It appears that what amounts to a military coup has removed the threat of a Muslim Brotherhood government in Egypt. That’s a great relief to many who feared that such an Islamist state abutting Hamas-ruled Gaza would overturn the situation that had simplified Israel’s strategic equation for more than 30 years. Whether the new military dictators in Cairo will help maintain the relative stability that existed under Hosni Mubarak is yet to be seen. Another question is whether the rage of frustrated Islamists and the others who fueled the country’s Arab Spring protests will bubble over into a bloody civil war that would also impact Israel.
But while the prospects of such spectacular disasters move to the back burner, Israelis must continue to cope with more routine horrors. This morning, a Gaza-based terror squad crossed Egyptian territory to launch an attack on Israel. They ambushed cars carrying civilian workers with rifle fire, anti-tank weapons and explosives. One Israeli, an Arab from Haifa, was killed. Israeli forces quickly pursued and killed two of the terrorists. The attack was reminiscent of a similar terrorist operation carried out further south near Eilat last year.
Today’s incident is an indication of how dangerous Egyptian Sinai has become in the last year as the regime in Cairo tottered and Mubarak’s successors loosened the blockade of Gaza. But it also shows how perilous Israel’s southern border remains. Since the beginning of the year, 280 rockets have been fired from Gaza into Israel despite the cease-fire that is supposed to prevail between the Hamas terrorists who run the strip and the Jewish state. Despite this, we are told by apologists for the Palestinians that Hamas has abandoned violence and that it is once again time for Israel to start making more concessions.
The problem is not just that the terrorist attacks from Gaza via Egypt and the rocket fire have continued. It is that the West’s attitude is Israel must simply endure them in the way residents of big cities are supposed to get used to high crime rates. Indeed, that is pretty much the way most Israelis regard their southern border. But these pinpricks are a reminder of what would happen if the West Bank were to come under the influence of Hamas following an Israeli withdrawal that those hoping to revive the peace process envision. Only then, it would not be the open spaces of the Negev that would fall under terrorist fire but metropolitan Tel Aviv and Jerusalem.

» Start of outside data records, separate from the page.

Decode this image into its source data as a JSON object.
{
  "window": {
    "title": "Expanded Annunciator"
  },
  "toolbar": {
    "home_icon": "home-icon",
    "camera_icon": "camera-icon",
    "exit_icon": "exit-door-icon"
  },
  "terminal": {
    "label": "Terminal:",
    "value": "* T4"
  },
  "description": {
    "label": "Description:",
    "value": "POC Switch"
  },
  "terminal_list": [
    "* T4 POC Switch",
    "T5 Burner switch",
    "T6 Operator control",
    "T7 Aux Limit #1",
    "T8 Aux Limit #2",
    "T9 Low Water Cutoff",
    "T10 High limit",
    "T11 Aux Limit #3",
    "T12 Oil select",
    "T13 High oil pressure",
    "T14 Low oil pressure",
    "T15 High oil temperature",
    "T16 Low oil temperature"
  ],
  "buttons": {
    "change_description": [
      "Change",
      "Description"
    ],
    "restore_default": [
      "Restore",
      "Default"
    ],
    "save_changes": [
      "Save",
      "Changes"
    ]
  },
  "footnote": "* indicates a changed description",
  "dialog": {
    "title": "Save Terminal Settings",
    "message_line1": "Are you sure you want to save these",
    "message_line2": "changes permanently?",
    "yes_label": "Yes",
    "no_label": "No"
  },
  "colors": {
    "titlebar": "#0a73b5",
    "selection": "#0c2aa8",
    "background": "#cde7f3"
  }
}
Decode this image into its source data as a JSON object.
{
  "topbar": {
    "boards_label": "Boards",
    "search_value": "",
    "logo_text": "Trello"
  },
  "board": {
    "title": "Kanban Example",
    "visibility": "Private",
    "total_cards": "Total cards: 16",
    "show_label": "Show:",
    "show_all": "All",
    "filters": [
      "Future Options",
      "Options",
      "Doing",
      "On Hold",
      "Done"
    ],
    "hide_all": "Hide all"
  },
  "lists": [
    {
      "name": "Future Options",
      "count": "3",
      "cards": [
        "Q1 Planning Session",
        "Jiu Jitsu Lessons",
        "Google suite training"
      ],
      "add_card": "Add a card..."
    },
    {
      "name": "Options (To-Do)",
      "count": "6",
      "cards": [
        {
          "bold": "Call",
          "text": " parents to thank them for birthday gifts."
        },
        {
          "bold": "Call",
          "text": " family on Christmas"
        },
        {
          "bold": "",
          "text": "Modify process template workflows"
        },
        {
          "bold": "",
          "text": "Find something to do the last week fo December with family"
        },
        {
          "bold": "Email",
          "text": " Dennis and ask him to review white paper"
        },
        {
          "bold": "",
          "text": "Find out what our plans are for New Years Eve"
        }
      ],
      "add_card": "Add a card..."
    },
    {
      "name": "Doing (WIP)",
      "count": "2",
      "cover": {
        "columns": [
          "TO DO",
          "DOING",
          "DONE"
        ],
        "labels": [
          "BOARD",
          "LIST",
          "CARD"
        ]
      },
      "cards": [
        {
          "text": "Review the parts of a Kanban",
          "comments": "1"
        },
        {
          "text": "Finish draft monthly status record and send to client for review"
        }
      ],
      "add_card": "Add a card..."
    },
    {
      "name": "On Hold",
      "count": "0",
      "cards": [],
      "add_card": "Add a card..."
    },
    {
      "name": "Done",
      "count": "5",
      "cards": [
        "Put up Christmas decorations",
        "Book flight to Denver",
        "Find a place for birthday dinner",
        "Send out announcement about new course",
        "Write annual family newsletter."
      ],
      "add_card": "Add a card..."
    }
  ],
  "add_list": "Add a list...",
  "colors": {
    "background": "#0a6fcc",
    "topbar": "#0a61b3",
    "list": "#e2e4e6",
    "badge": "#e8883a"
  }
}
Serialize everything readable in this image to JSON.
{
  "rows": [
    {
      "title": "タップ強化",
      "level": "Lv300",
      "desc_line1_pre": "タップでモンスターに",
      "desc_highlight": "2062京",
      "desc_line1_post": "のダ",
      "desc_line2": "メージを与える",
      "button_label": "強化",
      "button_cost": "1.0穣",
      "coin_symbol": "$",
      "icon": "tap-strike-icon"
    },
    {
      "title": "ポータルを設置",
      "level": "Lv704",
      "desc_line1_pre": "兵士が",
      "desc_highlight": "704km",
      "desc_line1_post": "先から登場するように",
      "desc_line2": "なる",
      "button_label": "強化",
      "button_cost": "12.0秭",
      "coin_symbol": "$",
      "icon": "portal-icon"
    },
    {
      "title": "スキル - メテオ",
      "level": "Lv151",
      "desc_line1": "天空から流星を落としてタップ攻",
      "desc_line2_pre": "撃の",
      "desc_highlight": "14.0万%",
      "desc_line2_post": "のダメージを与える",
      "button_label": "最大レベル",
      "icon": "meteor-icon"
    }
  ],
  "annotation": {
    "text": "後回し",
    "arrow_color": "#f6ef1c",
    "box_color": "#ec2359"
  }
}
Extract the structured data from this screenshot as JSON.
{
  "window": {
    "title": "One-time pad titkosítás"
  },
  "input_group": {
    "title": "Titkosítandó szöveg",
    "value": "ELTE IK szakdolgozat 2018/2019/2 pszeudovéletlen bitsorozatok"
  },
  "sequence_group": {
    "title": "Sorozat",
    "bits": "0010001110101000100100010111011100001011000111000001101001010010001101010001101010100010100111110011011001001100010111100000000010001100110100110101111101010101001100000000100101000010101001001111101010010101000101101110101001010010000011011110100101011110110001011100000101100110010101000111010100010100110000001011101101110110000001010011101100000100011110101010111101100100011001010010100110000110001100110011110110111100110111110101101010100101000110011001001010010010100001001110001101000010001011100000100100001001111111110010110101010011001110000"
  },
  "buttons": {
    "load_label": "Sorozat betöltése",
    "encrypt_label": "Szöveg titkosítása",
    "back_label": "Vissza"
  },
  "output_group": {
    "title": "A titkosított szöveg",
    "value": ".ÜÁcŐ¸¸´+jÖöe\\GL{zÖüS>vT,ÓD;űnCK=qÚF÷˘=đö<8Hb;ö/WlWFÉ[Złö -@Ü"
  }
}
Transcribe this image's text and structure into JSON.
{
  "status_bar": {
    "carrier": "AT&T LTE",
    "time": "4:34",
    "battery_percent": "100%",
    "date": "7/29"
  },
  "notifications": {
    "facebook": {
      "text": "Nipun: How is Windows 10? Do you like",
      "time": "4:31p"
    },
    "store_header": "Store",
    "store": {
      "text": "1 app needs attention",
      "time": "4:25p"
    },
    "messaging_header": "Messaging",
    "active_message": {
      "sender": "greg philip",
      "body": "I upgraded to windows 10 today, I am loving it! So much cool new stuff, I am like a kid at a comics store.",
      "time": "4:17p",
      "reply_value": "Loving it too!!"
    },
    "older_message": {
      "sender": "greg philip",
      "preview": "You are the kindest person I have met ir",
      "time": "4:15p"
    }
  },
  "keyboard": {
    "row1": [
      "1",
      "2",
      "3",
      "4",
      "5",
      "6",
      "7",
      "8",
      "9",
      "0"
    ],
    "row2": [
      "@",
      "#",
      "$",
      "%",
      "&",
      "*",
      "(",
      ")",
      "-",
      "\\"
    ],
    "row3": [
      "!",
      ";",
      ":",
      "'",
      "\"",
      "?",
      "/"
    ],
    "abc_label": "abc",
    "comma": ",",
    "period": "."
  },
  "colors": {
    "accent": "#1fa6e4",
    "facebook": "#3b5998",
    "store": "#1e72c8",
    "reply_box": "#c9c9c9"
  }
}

As the Egyptian crisis grows more worrisome, the latest violence in the south is just one more reason why the overwhelming majority of Israelis believe that such a withdrawal–in the absence of a sea change in Palestinian attitudes about peace–would be madness.